■ **HOW TO COMPLETE THIS TASK**
The word "Search" occurs in some lines of the listing. Copy those lines.

■ **DATA SUPPLIED**
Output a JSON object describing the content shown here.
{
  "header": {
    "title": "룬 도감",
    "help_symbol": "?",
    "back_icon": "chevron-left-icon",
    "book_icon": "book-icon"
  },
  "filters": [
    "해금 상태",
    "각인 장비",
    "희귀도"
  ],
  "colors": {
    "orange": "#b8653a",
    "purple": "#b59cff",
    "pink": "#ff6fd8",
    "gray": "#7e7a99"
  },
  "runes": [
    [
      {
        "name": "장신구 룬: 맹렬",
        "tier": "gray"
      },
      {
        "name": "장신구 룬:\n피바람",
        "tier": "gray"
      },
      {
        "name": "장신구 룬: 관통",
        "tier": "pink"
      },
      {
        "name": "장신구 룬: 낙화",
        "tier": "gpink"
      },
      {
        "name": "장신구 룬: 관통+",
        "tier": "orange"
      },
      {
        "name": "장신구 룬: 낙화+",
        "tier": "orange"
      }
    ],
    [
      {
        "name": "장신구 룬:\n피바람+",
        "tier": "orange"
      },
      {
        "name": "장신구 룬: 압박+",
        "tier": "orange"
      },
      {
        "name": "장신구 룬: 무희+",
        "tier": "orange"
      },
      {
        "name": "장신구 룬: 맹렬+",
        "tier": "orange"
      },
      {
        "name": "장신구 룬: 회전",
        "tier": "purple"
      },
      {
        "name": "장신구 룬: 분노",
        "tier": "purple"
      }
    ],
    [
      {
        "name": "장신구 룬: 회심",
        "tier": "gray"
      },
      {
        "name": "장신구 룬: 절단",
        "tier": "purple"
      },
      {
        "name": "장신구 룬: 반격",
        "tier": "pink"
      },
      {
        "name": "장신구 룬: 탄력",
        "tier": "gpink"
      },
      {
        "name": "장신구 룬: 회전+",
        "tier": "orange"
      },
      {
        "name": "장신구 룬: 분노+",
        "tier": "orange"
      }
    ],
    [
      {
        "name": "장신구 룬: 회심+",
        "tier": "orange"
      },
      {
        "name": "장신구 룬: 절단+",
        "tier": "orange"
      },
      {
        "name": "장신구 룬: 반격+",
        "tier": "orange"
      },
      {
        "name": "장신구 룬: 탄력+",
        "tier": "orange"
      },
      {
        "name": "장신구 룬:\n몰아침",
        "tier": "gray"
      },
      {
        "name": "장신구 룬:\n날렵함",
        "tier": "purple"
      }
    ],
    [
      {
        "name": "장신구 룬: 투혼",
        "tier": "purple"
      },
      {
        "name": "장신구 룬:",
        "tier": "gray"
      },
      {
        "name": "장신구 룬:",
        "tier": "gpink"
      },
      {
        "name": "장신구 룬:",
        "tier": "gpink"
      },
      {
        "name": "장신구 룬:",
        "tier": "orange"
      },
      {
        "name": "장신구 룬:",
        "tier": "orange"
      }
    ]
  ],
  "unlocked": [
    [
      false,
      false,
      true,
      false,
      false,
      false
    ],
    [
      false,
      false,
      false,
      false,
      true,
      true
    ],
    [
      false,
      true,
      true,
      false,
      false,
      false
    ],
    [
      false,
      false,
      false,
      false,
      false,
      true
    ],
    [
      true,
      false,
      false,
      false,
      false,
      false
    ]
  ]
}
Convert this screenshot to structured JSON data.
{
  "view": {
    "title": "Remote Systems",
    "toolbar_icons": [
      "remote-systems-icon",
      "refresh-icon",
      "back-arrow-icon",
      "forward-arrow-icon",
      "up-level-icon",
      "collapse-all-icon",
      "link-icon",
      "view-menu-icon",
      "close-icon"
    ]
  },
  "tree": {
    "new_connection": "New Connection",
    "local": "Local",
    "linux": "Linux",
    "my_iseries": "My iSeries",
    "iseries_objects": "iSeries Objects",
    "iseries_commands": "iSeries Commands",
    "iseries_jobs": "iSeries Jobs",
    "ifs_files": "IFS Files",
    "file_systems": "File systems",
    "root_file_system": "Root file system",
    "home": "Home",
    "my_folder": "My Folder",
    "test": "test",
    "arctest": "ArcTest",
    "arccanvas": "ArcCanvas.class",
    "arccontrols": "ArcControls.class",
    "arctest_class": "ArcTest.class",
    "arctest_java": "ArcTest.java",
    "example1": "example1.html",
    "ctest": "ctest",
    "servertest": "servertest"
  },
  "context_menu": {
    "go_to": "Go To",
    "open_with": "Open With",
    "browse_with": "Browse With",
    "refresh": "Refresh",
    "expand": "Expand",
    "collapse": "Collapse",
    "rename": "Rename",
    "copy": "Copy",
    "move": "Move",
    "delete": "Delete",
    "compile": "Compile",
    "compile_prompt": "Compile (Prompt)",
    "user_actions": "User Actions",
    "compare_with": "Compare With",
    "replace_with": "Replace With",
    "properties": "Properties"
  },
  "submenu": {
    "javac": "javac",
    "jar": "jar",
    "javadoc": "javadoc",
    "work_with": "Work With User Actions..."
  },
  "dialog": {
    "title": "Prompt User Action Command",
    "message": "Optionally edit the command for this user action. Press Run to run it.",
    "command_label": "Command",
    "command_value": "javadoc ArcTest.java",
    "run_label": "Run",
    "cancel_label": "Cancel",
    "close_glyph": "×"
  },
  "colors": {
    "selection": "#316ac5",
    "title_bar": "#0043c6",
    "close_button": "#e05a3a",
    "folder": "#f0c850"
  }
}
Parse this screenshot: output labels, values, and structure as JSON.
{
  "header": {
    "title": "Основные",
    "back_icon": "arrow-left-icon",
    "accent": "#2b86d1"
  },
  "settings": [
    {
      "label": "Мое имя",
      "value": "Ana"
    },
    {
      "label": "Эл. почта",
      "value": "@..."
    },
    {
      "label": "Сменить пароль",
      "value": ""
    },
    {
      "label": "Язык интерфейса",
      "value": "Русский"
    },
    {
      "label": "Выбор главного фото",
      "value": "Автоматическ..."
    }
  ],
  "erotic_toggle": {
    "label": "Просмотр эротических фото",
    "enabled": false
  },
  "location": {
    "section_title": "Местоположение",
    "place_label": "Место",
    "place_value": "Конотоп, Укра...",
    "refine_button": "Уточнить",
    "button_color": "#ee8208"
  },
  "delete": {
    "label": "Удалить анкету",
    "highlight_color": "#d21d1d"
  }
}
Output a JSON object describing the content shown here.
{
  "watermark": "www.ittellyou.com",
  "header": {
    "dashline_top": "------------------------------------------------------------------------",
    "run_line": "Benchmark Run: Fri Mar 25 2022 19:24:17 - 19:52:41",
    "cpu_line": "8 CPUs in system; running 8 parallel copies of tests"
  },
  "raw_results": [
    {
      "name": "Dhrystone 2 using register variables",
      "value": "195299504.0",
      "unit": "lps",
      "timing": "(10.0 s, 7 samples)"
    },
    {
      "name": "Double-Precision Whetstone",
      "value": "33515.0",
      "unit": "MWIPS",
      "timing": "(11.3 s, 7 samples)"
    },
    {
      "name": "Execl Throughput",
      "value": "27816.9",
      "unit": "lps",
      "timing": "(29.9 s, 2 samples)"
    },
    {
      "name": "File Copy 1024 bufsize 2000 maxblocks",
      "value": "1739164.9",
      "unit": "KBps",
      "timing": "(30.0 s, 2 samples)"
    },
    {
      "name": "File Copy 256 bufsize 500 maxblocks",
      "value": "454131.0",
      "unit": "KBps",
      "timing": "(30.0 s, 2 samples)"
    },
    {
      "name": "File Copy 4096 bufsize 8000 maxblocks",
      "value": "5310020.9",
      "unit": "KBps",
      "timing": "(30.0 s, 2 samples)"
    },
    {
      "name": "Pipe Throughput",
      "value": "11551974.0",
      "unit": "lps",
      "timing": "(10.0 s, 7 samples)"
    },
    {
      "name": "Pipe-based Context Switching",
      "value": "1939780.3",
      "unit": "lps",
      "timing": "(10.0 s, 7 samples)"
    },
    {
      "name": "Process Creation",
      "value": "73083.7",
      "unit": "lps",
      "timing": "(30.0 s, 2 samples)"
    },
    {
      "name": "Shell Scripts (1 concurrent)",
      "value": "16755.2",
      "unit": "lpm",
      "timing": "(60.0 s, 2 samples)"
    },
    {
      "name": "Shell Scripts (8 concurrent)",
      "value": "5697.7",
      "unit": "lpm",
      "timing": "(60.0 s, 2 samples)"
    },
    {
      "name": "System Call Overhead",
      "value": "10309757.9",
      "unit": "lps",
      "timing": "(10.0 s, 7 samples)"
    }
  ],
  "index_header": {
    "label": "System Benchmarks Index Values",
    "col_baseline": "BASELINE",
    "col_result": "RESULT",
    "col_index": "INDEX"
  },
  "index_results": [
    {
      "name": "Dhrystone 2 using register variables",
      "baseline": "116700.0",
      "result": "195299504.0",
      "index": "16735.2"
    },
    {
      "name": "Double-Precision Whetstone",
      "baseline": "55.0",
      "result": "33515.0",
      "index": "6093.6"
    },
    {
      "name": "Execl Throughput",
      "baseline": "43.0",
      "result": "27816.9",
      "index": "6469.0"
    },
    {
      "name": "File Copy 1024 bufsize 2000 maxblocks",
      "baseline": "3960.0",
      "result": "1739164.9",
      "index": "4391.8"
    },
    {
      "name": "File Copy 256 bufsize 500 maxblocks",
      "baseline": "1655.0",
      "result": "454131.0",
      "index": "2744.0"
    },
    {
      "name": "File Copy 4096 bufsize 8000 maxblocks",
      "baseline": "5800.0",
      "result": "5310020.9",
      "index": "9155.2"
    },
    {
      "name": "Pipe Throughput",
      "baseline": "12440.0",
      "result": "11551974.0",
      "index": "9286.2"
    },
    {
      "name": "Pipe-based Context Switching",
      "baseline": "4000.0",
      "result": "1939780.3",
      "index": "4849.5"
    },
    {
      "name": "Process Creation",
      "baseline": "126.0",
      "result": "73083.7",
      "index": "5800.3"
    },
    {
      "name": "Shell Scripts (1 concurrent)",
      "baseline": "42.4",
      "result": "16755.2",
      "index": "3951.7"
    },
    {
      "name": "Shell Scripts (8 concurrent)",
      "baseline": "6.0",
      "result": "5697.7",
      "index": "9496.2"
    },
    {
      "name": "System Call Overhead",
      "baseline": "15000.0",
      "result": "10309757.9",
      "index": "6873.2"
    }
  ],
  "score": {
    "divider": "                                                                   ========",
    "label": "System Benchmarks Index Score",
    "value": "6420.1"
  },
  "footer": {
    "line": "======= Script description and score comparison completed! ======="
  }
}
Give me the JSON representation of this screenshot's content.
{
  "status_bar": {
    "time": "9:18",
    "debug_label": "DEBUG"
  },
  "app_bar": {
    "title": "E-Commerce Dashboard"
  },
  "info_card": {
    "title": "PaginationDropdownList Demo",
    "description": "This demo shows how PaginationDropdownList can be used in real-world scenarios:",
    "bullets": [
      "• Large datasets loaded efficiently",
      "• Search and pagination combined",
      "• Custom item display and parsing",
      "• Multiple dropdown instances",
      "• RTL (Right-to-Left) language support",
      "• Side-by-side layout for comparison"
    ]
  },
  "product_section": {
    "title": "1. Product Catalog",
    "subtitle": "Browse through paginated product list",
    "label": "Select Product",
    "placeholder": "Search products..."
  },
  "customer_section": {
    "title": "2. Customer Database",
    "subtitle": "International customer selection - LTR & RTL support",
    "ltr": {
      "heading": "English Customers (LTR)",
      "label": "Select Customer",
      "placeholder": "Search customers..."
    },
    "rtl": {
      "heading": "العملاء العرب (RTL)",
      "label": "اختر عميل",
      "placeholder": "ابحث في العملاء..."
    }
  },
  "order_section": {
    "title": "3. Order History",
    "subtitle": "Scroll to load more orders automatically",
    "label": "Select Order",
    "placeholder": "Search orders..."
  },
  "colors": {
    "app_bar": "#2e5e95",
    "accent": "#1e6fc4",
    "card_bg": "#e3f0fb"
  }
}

■ **YOUR SOLUTION**
      "• Search and pagination combined",
    "placeholder": "Search products..."
      "placeholder": "Search customers..."
    "placeholder": "Search orders..."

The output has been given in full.